Your objective:
Run through the records and, wherever a line holds the word "true", return that line.

Supplied material:
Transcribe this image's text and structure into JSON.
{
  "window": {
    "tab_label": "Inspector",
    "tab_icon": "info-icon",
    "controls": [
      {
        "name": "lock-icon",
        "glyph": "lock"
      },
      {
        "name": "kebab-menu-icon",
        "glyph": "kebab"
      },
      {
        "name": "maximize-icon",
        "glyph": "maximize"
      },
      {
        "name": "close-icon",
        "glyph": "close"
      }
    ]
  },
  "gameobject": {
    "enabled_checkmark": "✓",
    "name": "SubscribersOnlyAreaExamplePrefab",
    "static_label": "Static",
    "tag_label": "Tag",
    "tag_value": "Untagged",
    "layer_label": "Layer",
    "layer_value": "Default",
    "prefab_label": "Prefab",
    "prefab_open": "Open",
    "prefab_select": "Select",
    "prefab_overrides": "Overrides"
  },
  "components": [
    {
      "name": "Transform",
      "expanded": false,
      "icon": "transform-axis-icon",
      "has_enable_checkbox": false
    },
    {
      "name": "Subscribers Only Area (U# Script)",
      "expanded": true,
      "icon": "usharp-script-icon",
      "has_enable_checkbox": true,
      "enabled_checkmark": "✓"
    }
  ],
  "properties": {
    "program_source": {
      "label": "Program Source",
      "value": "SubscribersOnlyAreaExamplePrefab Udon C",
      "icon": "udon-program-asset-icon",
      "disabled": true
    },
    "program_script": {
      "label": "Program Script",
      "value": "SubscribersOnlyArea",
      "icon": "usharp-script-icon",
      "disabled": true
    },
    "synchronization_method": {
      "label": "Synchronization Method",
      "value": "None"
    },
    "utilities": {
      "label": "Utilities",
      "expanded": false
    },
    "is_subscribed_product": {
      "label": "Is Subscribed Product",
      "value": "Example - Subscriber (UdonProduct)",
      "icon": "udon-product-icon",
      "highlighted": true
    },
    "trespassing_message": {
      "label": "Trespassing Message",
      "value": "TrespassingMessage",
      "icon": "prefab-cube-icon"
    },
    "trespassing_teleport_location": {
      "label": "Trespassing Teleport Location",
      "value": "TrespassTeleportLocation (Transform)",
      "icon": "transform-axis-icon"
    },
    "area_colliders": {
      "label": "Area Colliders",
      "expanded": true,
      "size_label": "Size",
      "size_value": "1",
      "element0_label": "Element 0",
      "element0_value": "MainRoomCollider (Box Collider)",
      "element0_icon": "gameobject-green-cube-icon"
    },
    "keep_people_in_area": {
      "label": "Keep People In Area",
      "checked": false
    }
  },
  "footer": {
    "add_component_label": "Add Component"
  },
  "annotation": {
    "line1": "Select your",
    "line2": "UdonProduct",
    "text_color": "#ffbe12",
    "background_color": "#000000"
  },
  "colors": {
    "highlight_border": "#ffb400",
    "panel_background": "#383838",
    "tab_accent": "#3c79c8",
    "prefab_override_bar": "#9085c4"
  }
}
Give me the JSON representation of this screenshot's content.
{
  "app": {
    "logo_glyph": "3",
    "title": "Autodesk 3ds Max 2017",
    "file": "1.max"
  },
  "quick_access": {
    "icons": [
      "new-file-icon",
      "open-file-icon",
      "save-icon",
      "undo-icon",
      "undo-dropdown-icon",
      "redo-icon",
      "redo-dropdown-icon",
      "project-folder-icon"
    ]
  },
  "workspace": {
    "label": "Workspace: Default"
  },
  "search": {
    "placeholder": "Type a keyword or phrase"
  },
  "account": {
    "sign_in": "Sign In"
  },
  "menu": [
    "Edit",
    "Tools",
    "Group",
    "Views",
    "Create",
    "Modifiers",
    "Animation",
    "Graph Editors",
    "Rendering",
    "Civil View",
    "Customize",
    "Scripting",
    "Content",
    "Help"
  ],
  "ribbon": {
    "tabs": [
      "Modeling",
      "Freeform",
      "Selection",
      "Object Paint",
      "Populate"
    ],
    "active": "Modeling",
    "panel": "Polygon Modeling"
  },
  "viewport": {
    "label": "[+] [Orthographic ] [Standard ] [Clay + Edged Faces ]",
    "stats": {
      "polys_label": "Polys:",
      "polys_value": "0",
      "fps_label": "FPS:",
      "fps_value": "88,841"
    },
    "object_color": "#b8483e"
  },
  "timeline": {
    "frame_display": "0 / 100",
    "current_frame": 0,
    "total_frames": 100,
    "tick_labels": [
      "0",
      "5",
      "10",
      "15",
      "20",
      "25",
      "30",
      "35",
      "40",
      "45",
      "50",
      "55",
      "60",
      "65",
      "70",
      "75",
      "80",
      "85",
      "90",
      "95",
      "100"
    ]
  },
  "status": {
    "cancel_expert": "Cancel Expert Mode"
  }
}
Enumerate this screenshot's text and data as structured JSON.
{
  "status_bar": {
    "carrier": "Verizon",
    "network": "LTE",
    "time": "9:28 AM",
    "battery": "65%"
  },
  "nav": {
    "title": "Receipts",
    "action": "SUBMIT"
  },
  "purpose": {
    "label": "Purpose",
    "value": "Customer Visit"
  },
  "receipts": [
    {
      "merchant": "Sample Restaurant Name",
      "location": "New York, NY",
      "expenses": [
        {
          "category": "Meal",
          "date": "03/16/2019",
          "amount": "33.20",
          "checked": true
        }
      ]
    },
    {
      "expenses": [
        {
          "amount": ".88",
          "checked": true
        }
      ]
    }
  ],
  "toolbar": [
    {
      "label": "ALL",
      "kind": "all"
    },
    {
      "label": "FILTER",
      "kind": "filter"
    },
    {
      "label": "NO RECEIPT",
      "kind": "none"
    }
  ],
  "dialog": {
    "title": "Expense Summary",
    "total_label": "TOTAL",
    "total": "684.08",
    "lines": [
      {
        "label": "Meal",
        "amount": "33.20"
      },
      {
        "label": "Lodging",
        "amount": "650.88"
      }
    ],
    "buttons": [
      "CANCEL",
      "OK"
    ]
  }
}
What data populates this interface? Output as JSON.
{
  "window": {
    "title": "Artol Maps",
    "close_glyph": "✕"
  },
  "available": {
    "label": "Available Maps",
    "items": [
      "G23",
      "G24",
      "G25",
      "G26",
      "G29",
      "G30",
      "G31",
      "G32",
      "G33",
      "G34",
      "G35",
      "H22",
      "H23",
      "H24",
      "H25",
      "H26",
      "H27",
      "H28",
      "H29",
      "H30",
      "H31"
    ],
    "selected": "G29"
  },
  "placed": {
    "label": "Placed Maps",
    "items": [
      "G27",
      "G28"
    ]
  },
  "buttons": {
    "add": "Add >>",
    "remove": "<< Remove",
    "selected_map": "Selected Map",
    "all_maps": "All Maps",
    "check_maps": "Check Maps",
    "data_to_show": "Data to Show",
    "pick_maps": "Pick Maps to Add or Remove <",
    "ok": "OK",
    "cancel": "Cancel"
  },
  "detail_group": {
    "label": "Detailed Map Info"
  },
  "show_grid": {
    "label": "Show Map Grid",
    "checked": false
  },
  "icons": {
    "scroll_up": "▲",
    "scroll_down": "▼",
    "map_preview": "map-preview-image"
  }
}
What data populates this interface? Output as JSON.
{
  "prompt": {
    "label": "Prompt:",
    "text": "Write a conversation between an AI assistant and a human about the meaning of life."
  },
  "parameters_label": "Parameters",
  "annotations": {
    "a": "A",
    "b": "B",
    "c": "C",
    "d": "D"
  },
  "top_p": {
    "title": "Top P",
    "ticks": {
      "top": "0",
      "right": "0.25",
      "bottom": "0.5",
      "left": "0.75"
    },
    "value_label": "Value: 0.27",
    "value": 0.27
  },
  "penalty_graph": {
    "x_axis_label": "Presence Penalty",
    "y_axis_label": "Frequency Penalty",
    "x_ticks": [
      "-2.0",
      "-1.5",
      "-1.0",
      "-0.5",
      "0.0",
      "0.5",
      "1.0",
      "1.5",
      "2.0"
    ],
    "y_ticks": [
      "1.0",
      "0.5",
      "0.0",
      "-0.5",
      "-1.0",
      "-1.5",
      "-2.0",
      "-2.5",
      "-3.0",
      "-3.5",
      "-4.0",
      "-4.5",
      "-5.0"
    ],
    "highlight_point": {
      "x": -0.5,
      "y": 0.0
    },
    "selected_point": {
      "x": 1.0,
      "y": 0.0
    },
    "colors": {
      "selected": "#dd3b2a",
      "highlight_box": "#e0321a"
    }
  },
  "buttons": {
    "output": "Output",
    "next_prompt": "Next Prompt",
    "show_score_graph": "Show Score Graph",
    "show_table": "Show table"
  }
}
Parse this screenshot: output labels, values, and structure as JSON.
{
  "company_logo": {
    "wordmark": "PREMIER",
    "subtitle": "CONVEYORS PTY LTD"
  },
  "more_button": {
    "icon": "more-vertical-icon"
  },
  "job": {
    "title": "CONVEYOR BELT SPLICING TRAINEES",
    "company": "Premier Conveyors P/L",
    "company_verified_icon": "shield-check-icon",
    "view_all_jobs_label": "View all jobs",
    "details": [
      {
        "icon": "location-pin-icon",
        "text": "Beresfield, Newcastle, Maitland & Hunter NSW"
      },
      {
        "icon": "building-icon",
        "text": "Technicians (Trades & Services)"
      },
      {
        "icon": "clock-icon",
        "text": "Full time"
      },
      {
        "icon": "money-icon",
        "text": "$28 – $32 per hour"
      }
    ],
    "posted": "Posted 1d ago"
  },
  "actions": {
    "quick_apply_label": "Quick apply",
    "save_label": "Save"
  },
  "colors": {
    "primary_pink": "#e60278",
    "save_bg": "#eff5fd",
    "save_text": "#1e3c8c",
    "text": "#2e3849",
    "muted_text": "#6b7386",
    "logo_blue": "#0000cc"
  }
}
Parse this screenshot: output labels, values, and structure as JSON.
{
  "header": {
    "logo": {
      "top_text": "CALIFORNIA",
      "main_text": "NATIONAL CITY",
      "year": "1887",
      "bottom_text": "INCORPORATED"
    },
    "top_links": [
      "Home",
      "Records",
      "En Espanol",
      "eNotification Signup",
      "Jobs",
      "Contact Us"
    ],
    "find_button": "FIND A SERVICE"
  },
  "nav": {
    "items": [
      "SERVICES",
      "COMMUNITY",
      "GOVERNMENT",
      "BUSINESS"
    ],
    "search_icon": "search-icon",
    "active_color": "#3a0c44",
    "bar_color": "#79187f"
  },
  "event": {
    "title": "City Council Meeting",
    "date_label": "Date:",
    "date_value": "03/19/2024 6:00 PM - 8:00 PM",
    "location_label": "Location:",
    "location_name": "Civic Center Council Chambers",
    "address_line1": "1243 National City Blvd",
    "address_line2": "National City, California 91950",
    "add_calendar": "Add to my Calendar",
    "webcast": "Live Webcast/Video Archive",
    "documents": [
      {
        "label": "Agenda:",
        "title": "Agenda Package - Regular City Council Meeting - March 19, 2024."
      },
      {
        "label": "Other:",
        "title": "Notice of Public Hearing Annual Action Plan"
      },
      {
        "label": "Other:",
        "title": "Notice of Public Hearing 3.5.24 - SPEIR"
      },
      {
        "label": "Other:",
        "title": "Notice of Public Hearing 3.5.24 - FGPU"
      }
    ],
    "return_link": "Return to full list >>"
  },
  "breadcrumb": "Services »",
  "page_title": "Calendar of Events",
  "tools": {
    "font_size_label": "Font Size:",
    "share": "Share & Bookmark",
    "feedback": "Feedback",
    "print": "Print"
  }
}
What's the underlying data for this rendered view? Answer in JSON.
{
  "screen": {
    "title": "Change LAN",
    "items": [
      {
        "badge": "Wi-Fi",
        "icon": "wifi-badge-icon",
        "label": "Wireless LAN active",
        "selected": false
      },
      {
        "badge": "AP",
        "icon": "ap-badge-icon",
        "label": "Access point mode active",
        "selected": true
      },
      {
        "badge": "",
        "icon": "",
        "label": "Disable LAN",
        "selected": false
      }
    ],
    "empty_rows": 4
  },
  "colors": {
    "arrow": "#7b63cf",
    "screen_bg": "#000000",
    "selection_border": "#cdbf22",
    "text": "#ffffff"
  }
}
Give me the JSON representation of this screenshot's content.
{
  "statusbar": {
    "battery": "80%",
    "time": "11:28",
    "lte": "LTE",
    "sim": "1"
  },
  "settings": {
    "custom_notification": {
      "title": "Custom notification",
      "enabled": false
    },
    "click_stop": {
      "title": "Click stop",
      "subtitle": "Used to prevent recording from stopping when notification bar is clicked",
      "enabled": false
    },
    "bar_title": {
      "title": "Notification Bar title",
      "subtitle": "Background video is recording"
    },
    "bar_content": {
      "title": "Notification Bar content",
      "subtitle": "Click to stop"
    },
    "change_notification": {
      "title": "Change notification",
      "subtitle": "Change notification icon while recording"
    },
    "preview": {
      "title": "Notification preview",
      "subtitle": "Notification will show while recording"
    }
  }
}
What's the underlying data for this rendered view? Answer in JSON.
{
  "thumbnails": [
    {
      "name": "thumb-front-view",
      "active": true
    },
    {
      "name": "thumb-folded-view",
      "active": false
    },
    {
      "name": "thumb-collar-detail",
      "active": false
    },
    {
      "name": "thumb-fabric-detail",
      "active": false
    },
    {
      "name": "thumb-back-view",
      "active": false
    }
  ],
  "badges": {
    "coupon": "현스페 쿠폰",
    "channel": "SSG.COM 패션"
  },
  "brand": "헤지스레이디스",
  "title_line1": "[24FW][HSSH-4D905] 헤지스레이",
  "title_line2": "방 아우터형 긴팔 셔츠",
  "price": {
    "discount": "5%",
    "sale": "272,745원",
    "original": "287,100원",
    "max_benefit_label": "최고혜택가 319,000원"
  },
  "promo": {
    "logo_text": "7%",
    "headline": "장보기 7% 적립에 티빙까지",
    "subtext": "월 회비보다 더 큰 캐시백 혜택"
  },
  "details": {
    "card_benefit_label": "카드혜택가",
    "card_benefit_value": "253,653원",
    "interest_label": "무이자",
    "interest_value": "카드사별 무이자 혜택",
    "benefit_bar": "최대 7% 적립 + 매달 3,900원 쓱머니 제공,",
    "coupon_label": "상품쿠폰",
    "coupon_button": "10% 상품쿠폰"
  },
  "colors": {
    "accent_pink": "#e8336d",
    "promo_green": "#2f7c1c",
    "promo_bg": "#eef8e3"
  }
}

Written solution:
      "expanded": true,
      "has_enable_checkbox": true,
      "disabled": true
      "disabled": true
      "highlighted": true
      "expanded": true,
          "checked": true
          "checked": true
        "selected": true
      "active": true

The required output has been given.